- Opening Delimiter -

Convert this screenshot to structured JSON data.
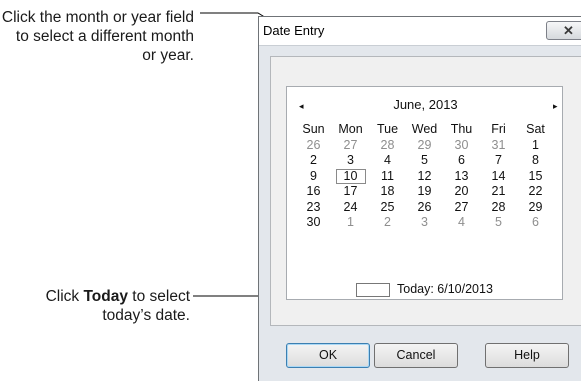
{
  "callouts": {
    "month_year": "Click the month or year field to select a different month or year.",
    "today_pre": "Click ",
    "today_bold": "Today",
    "today_post": " to select today’s date."
  },
  "dialog": {
    "title": "Date Entry",
    "close_glyph": "✕",
    "month_label": "June, 2013",
    "prev_glyph": "◂",
    "next_glyph": "▸",
    "weekdays": [
      "Sun",
      "Mon",
      "Tue",
      "Wed",
      "Thu",
      "Fri",
      "Sat"
    ],
    "weeks": [
      [
        "26",
        "27",
        "28",
        "29",
        "30",
        "31",
        "1"
      ],
      [
        "2",
        "3",
        "4",
        "5",
        "6",
        "7",
        "8"
      ],
      [
        "9",
        "10",
        "11",
        "12",
        "13",
        "14",
        "15"
      ],
      [
        "16",
        "17",
        "18",
        "19",
        "20",
        "21",
        "22"
      ],
      [
        "23",
        "24",
        "25",
        "26",
        "27",
        "28",
        "29"
      ],
      [
        "30",
        "1",
        "2",
        "3",
        "4",
        "5",
        "6"
      ]
    ],
    "today_label": "Today: 6/10/2013",
    "buttons": {
      "ok": "OK",
      "cancel": "Cancel",
      "help": "Help"
    }
  }
}
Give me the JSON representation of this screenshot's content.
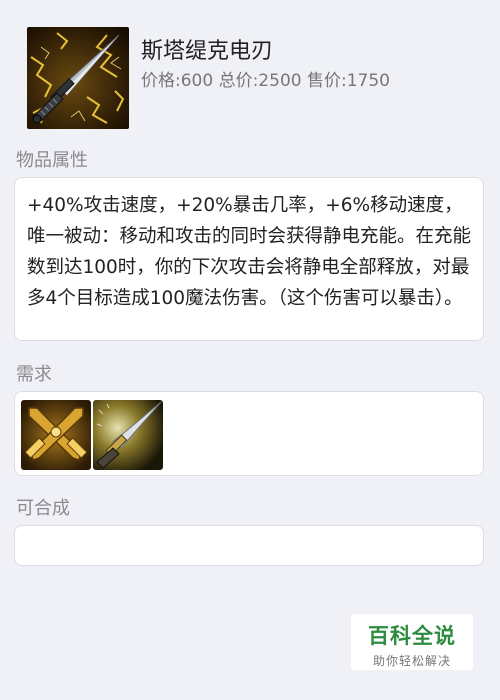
{
  "item": {
    "name": "斯塔缇克电刃",
    "price": "价格:600 总价:2500 售价:1750",
    "icon": "electric-dagger-icon"
  },
  "sections": {
    "attributes_title": "物品属性",
    "requirements_title": "需求",
    "combinable_title": "可合成"
  },
  "attributes_text": "+40%攻击速度，+20%暴击几率，+6%移动速度，唯一被动：移动和攻击的同时会获得静电充能。在充能数到达100时，你的下次攻击会将静电全部释放，对最多4个目标造成100魔法伤害。（这个伤害可以暴击）。",
  "requirements": [
    {
      "icon": "zeal-crossed-swords-icon"
    },
    {
      "icon": "dagger-icon"
    }
  ],
  "watermark": {
    "main": "百科全说",
    "sub": "助你轻松解决"
  }
}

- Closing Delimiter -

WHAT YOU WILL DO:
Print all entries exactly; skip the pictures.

OUTPUT FOR THIS TASK:
Convert this screenshot to structured JSON data.
{
  "callouts": {
    "month_year": "Click the month or year field to select a different month or year.",
    "today_pre": "Click ",
    "today_bold": "Today",
    "today_post": " to select today’s date."
  },
  "dialog": {
    "title": "Date Entry",
    "close_glyph": "✕",
    "month_label": "June, 2013",
    "prev_glyph": "◂",
    "next_glyph": "▸",
    "weekdays": [
      "Sun",
      "Mon",
      "Tue",
      "Wed",
      "Thu",
      "Fri",
      "Sat"
    ],
    "weeks": [
      [
        "26",
        "27",
        "28",
        "29",
        "30",
        "31",
        "1"
      ],
      [
        "2",
        "3",
        "4",
        "5",
        "6",
        "7",
        "8"
      ],
      [
        "9",
        "10",
        "11",
        "12",
        "13",
        "14",
        "15"
      ],
      [
        "16",
        "17",
        "18",
        "19",
        "20",
        "21",
        "22"
      ],
      [
        "23",
        "24",
        "25",
        "26",
        "27",
        "28",
        "29"
      ],
      [
        "30",
        "1",
        "2",
        "3",
        "4",
        "5",
        "6"
      ]
    ],
    "today_label": "Today: 6/10/2013",
    "buttons": {
      "ok": "OK",
      "cancel": "Cancel",
      "help": "Help"
    }
  }
}
Give me the JSON representation of this screenshot's content.
{
  "item": {
    "name": "斯塔缇克电刃",
    "price": "价格:600 总价:2500 售价:1750",
    "icon": "electric-dagger-icon"
  },
  "sections": {
    "attributes_title": "物品属性",
    "requirements_title": "需求",
    "combinable_title": "可合成"
  },
  "attributes_text": "+40%攻击速度，+20%暴击几率，+6%移动速度，唯一被动：移动和攻击的同时会获得静电充能。在充能数到达100时，你的下次攻击会将静电全部释放，对最多4个目标造成100魔法伤害。（这个伤害可以暴击）。",
  "requirements": [
    {
      "icon": "zeal-crossed-swords-icon"
    },
    {
      "icon": "dagger-icon"
    }
  ],
  "watermark": {
    "main": "百科全说",
    "sub": "助你轻松解决"
  }
}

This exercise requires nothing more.